[Stored records]
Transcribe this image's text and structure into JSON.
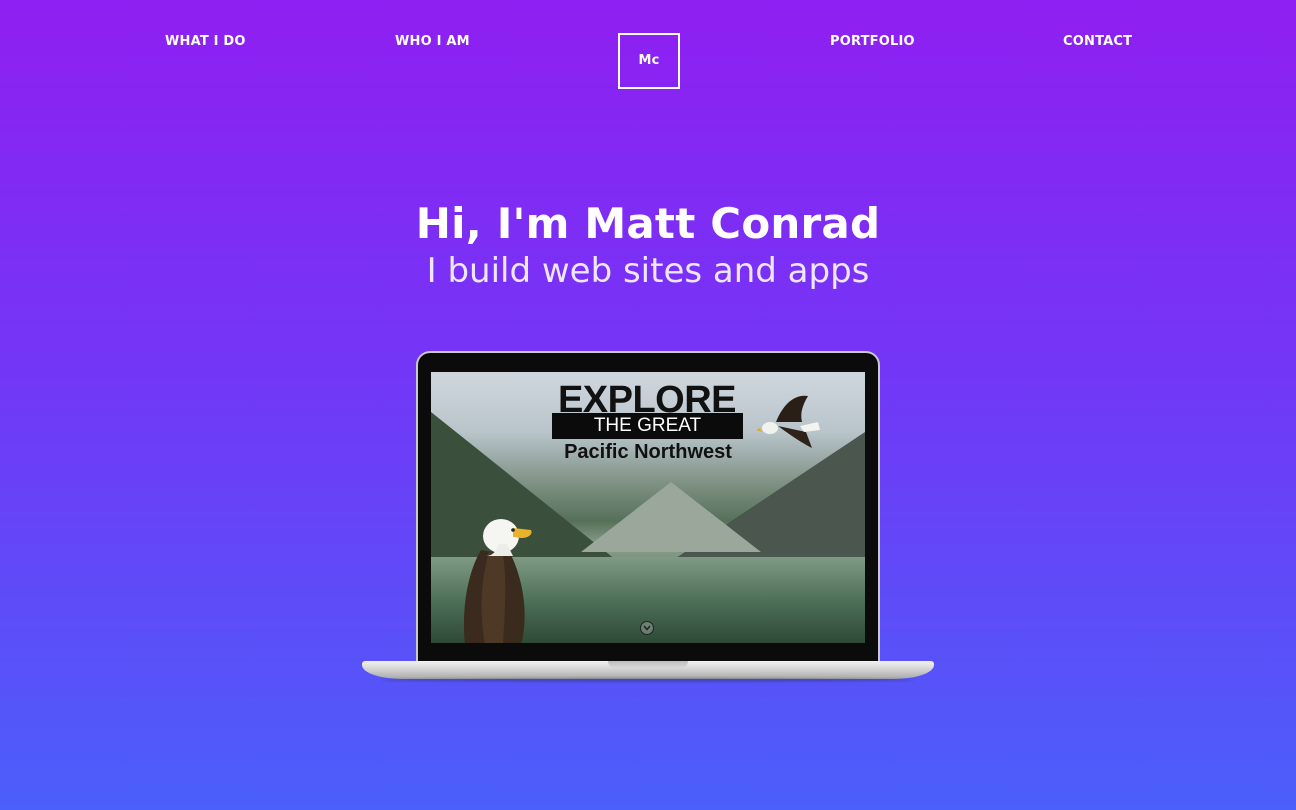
{
  "nav": {
    "items": [
      {
        "label": "WHAT I DO"
      },
      {
        "label": "WHO I AM"
      },
      {
        "label": "PORTFOLIO"
      },
      {
        "label": "CONTACT"
      }
    ],
    "logo_text": "Mc"
  },
  "hero": {
    "title": "Hi, I'm Matt Conrad",
    "subtitle": "I build web sites and apps"
  },
  "laptop_screen": {
    "line1": "EXPLORE",
    "line2": "THE GREAT",
    "line3": "Pacific Northwest",
    "scroll_icon": "chevron-down-circle-icon"
  },
  "colors": {
    "gradient_top": "#8f1ff2",
    "gradient_bottom": "#4b5ffa",
    "text": "#ffffff"
  }
}
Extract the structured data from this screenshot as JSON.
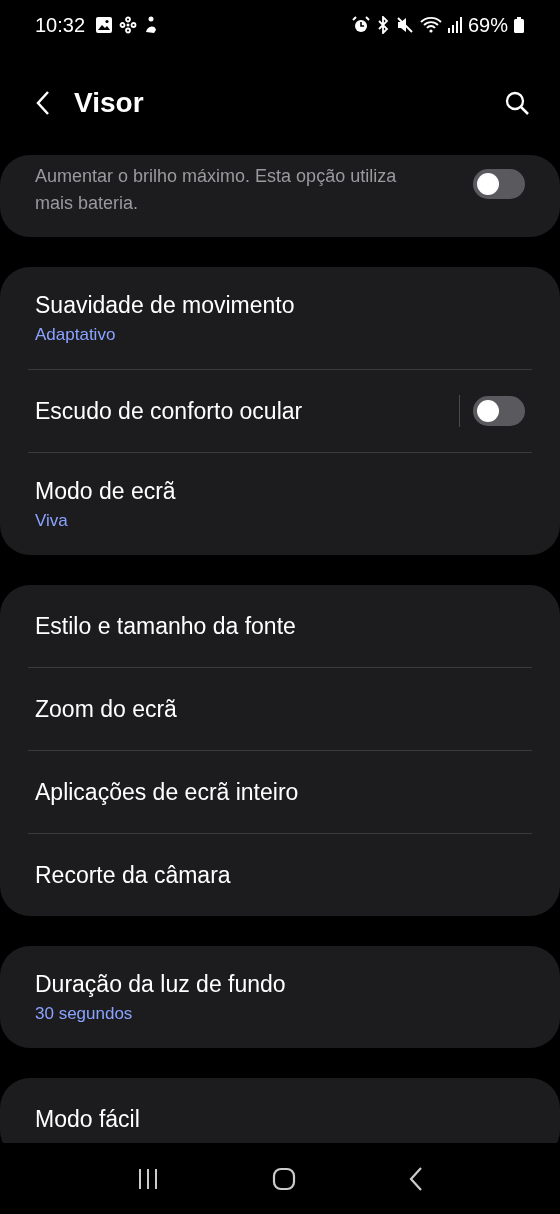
{
  "status_bar": {
    "time": "10:32",
    "battery": "69%"
  },
  "header": {
    "title": "Visor"
  },
  "sections": [
    {
      "items": [
        {
          "kind": "switch",
          "description": "Aumentar o brilho máximo. Esta opção utiliza mais bateria.",
          "on": false
        }
      ]
    },
    {
      "items": [
        {
          "kind": "link",
          "title": "Suavidade de movimento",
          "subtitle": "Adaptativo"
        },
        {
          "kind": "split_switch",
          "title": "Escudo de conforto ocular",
          "on": false
        },
        {
          "kind": "link",
          "title": "Modo de ecrã",
          "subtitle": "Viva"
        }
      ]
    },
    {
      "items": [
        {
          "kind": "link",
          "title": "Estilo e tamanho da fonte"
        },
        {
          "kind": "link",
          "title": "Zoom do ecrã"
        },
        {
          "kind": "link",
          "title": "Aplicações de ecrã inteiro"
        },
        {
          "kind": "link",
          "title": "Recorte da câmara"
        }
      ]
    },
    {
      "items": [
        {
          "kind": "link",
          "title": "Duração da luz de fundo",
          "subtitle": "30 segundos"
        }
      ]
    },
    {
      "items": [
        {
          "kind": "link",
          "title": "Modo fácil"
        }
      ]
    }
  ]
}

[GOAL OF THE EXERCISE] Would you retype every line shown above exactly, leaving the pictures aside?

[RESPONSE BELOW]
Transcribe this image's text and structure into JSON.
{
  "nav": {
    "items": [
      {
        "label": "WHAT I DO"
      },
      {
        "label": "WHO I AM"
      },
      {
        "label": "PORTFOLIO"
      },
      {
        "label": "CONTACT"
      }
    ],
    "logo_text": "Mc"
  },
  "hero": {
    "title": "Hi, I'm Matt Conrad",
    "subtitle": "I build web sites and apps"
  },
  "laptop_screen": {
    "line1": "EXPLORE",
    "line2": "THE GREAT",
    "line3": "Pacific Northwest",
    "scroll_icon": "chevron-down-circle-icon"
  },
  "colors": {
    "gradient_top": "#8f1ff2",
    "gradient_bottom": "#4b5ffa",
    "text": "#ffffff"
  }
}
Extract the structured data from this screenshot as JSON.
{
  "status_bar": {
    "time": "10:32",
    "battery": "69%"
  },
  "header": {
    "title": "Visor"
  },
  "sections": [
    {
      "items": [
        {
          "kind": "switch",
          "description": "Aumentar o brilho máximo. Esta opção utiliza mais bateria.",
          "on": false
        }
      ]
    },
    {
      "items": [
        {
          "kind": "link",
          "title": "Suavidade de movimento",
          "subtitle": "Adaptativo"
        },
        {
          "kind": "split_switch",
          "title": "Escudo de conforto ocular",
          "on": false
        },
        {
          "kind": "link",
          "title": "Modo de ecrã",
          "subtitle": "Viva"
        }
      ]
    },
    {
      "items": [
        {
          "kind": "link",
          "title": "Estilo e tamanho da fonte"
        },
        {
          "kind": "link",
          "title": "Zoom do ecrã"
        },
        {
          "kind": "link",
          "title": "Aplicações de ecrã inteiro"
        },
        {
          "kind": "link",
          "title": "Recorte da câmara"
        }
      ]
    },
    {
      "items": [
        {
          "kind": "link",
          "title": "Duração da luz de fundo",
          "subtitle": "30 segundos"
        }
      ]
    },
    {
      "items": [
        {
          "kind": "link",
          "title": "Modo fácil"
        }
      ]
    }
  ]
}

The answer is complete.